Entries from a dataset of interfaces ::
* * *

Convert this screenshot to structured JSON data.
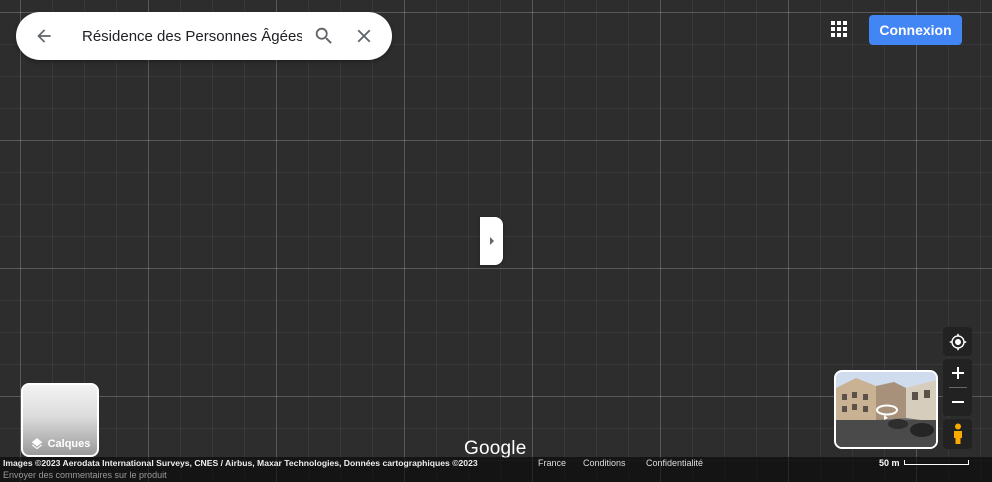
{
  "search": {
    "value": "Résidence des Personnes Âgées",
    "back_icon": "arrow-left-icon",
    "search_icon": "magnifier-icon",
    "clear_icon": "close-icon"
  },
  "header": {
    "apps_icon": "apps-grid-icon",
    "login_label": "Connexion",
    "login_color": "#4285f4"
  },
  "side_panel_toggle": {
    "icon": "chevron-right-icon"
  },
  "layers": {
    "label": "Calques",
    "icon": "layers-icon"
  },
  "logo": "Google",
  "footer": {
    "attribution": "Images ©2023 Aerodata International Surveys, CNES / Airbus, Maxar Technologies, Données cartographiques ©2023",
    "country": "France",
    "terms": "Conditions",
    "privacy": "Confidentialité",
    "feedback": "Envoyer des commentaires sur le produit",
    "scale": "50 m"
  },
  "controls": {
    "locate_icon": "my-location-icon",
    "zoom_in_icon": "plus-icon",
    "zoom_out_icon": "minus-icon",
    "pegman_icon": "pegman-icon"
  },
  "street_view": {
    "icon": "rotate-360-icon"
  }
}
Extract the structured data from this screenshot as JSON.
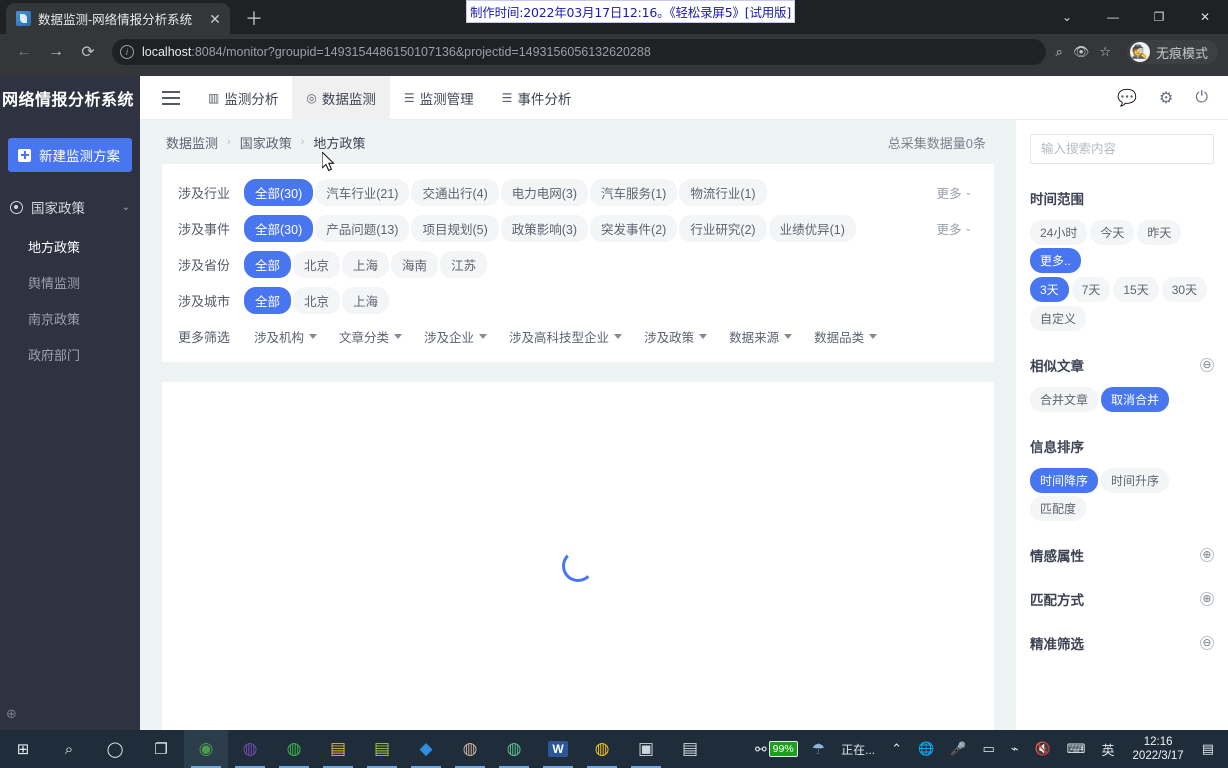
{
  "browser": {
    "tab_title": "数据监测-网络情报分析系统",
    "tab_close_glyph": "✕",
    "newtab_glyph": "＋",
    "win_minimize": "—",
    "win_maximize": "❐",
    "win_close": "✕",
    "win_chevron": "⌄",
    "back_glyph": "←",
    "forward_glyph": "→",
    "reload_glyph": "⟳",
    "info_glyph": "i",
    "url_host": "localhost",
    "url_rest": ":8084/monitor?groupid=1493154486150107136&projectid=1493156056132620288",
    "omni_search_glyph": "⌕",
    "omni_eye_glyph": "👁",
    "omni_star_glyph": "☆",
    "incognito_label": "无痕模式",
    "incognito_glyph": "🕵",
    "recorder_banner": "制作时间:2022年03月17日12:16。《轻松录屏5》[试用版]"
  },
  "app_header": {
    "brand": "网络情报分析系统",
    "menu_icon": "hamburger-icon",
    "nav": [
      {
        "label": "监测分析",
        "icon": "▥",
        "active": false
      },
      {
        "label": "数据监测",
        "icon": "◎",
        "active": true
      },
      {
        "label": "监测管理",
        "icon": "☰",
        "active": false
      },
      {
        "label": "事件分析",
        "icon": "☰",
        "active": false
      }
    ],
    "right_icons": [
      {
        "name": "chat-icon",
        "glyph": "💬"
      },
      {
        "name": "gear-icon",
        "glyph": "⚙"
      },
      {
        "name": "power-icon",
        "glyph": "⏻"
      }
    ]
  },
  "sidebar": {
    "new_plan_label": "新建监测方案",
    "group_label": "国家政策",
    "group_chevron": "⌄",
    "items": [
      {
        "label": "地方政策",
        "active": true
      },
      {
        "label": "舆情监测",
        "active": false
      },
      {
        "label": "南京政策",
        "active": false
      },
      {
        "label": "政府部门",
        "active": false
      }
    ],
    "footer_icon": "⊕"
  },
  "breadcrumb": {
    "items": [
      "数据监测",
      "国家政策",
      "地方政策"
    ],
    "separator": "›",
    "total_label": "总采集数据量0条"
  },
  "filters": {
    "more_label": "更多",
    "more_caret": "⌄",
    "rows": [
      {
        "label": "涉及行业",
        "has_more": true,
        "chips": [
          {
            "text": "全部(30)",
            "state": "on"
          },
          {
            "text": "汽车行业(21)",
            "state": "grey"
          },
          {
            "text": "交通出行(4)",
            "state": "grey"
          },
          {
            "text": "电力电网(3)",
            "state": "grey"
          },
          {
            "text": "汽车服务(1)",
            "state": "grey"
          },
          {
            "text": "物流行业(1)",
            "state": "grey"
          }
        ]
      },
      {
        "label": "涉及事件",
        "has_more": true,
        "chips": [
          {
            "text": "全部(30)",
            "state": "on"
          },
          {
            "text": "产品问题(13)",
            "state": "grey"
          },
          {
            "text": "项目规划(5)",
            "state": "grey"
          },
          {
            "text": "政策影响(3)",
            "state": "grey"
          },
          {
            "text": "突发事件(2)",
            "state": "grey"
          },
          {
            "text": "行业研究(2)",
            "state": "grey"
          },
          {
            "text": "业绩优异(1)",
            "state": "grey"
          }
        ]
      },
      {
        "label": "涉及省份",
        "has_more": false,
        "chips": [
          {
            "text": "全部",
            "state": "on"
          },
          {
            "text": "北京",
            "state": "grey"
          },
          {
            "text": "上海",
            "state": "grey"
          },
          {
            "text": "海南",
            "state": "grey"
          },
          {
            "text": "江苏",
            "state": "grey"
          }
        ]
      },
      {
        "label": "涉及城市",
        "has_more": false,
        "chips": [
          {
            "text": "全部",
            "state": "on"
          },
          {
            "text": "北京",
            "state": "grey"
          },
          {
            "text": "上海",
            "state": "grey"
          }
        ]
      }
    ],
    "more_filters_label": "更多筛选",
    "dropdowns": [
      "涉及机构",
      "文章分类",
      "涉及企业",
      "涉及高科技型企业",
      "涉及政策",
      "数据来源",
      "数据品类"
    ]
  },
  "results": {
    "loading": true
  },
  "right_panel": {
    "search_placeholder": "输入搜索内容",
    "search_value": "",
    "sections": [
      {
        "title": "时间范围",
        "toggle": null,
        "rows": [
          [
            {
              "text": "24小时",
              "state": "grey"
            },
            {
              "text": "今天",
              "state": "grey"
            },
            {
              "text": "昨天",
              "state": "grey"
            },
            {
              "text": "更多..",
              "state": "on"
            }
          ],
          [
            {
              "text": "3天",
              "state": "on"
            },
            {
              "text": "7天",
              "state": "grey"
            },
            {
              "text": "15天",
              "state": "grey"
            },
            {
              "text": "30天",
              "state": "grey"
            }
          ],
          [
            {
              "text": "自定义",
              "state": "grey"
            }
          ]
        ]
      },
      {
        "title": "相似文章",
        "toggle": "⊖",
        "rows": [
          [
            {
              "text": "合并文章",
              "state": "grey"
            },
            {
              "text": "取消合并",
              "state": "on"
            }
          ]
        ]
      },
      {
        "title": "信息排序",
        "toggle": null,
        "rows": [
          [
            {
              "text": "时间降序",
              "state": "on"
            },
            {
              "text": "时间升序",
              "state": "grey"
            },
            {
              "text": "匹配度",
              "state": "grey"
            }
          ]
        ]
      },
      {
        "title": "情感属性",
        "toggle": "⊕",
        "rows": []
      },
      {
        "title": "匹配方式",
        "toggle": "⊕",
        "rows": []
      },
      {
        "title": "精准筛选",
        "toggle": "⊖",
        "rows": []
      }
    ]
  },
  "taskbar": {
    "start_glyph": "⊞",
    "search_glyph": "⌕",
    "cortana_glyph": "◯",
    "taskview_glyph": "❐",
    "apps": [
      {
        "name": "chrome",
        "glyph": "◉",
        "selected": true
      },
      {
        "name": "browser-alt",
        "glyph": "◍",
        "selected": false
      },
      {
        "name": "wechat",
        "glyph": "◍",
        "selected": false
      },
      {
        "name": "file-explorer",
        "glyph": "▤",
        "selected": false
      },
      {
        "name": "notepad",
        "glyph": "▤",
        "selected": false
      },
      {
        "name": "dingtalk",
        "glyph": "◆",
        "selected": false
      },
      {
        "name": "photo-app",
        "glyph": "◍",
        "selected": false
      },
      {
        "name": "husky-app",
        "glyph": "◍",
        "selected": false
      },
      {
        "name": "word",
        "glyph": "W",
        "selected": false
      },
      {
        "name": "sogou",
        "glyph": "◍",
        "selected": false
      },
      {
        "name": "screen-app",
        "glyph": "▣",
        "selected": false
      },
      {
        "name": "recorder-app",
        "glyph": "▤",
        "selected": false
      }
    ],
    "battery_percent": "99%",
    "weather_glyph": "☂",
    "weather_label": "正在...",
    "tray_up_glyph": "⌃",
    "tray": [
      {
        "name": "globe-icon",
        "glyph": "🌐"
      },
      {
        "name": "microphone-icon",
        "glyph": "🎤"
      },
      {
        "name": "battery-tray-icon",
        "glyph": "▭"
      },
      {
        "name": "wifi-icon",
        "glyph": "⌁"
      },
      {
        "name": "volume-muted-icon",
        "glyph": "🔇"
      },
      {
        "name": "keyboard-icon",
        "glyph": "⌨"
      },
      {
        "name": "ime-icon",
        "glyph": "英"
      }
    ],
    "clock_time": "12:16",
    "clock_date": "2022/3/17",
    "notification_glyph": "▤"
  },
  "colors": {
    "accent": "#4876f0",
    "sidebar_bg": "#2f3241",
    "page_bg": "#eef3f4",
    "chip_grey": "#f4f5f7"
  }
}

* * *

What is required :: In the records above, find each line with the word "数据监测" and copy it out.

Answer box ::
    "tab_title": "数据监测-网络情报分析系统",
        "label": "数据监测",
      "数据监测",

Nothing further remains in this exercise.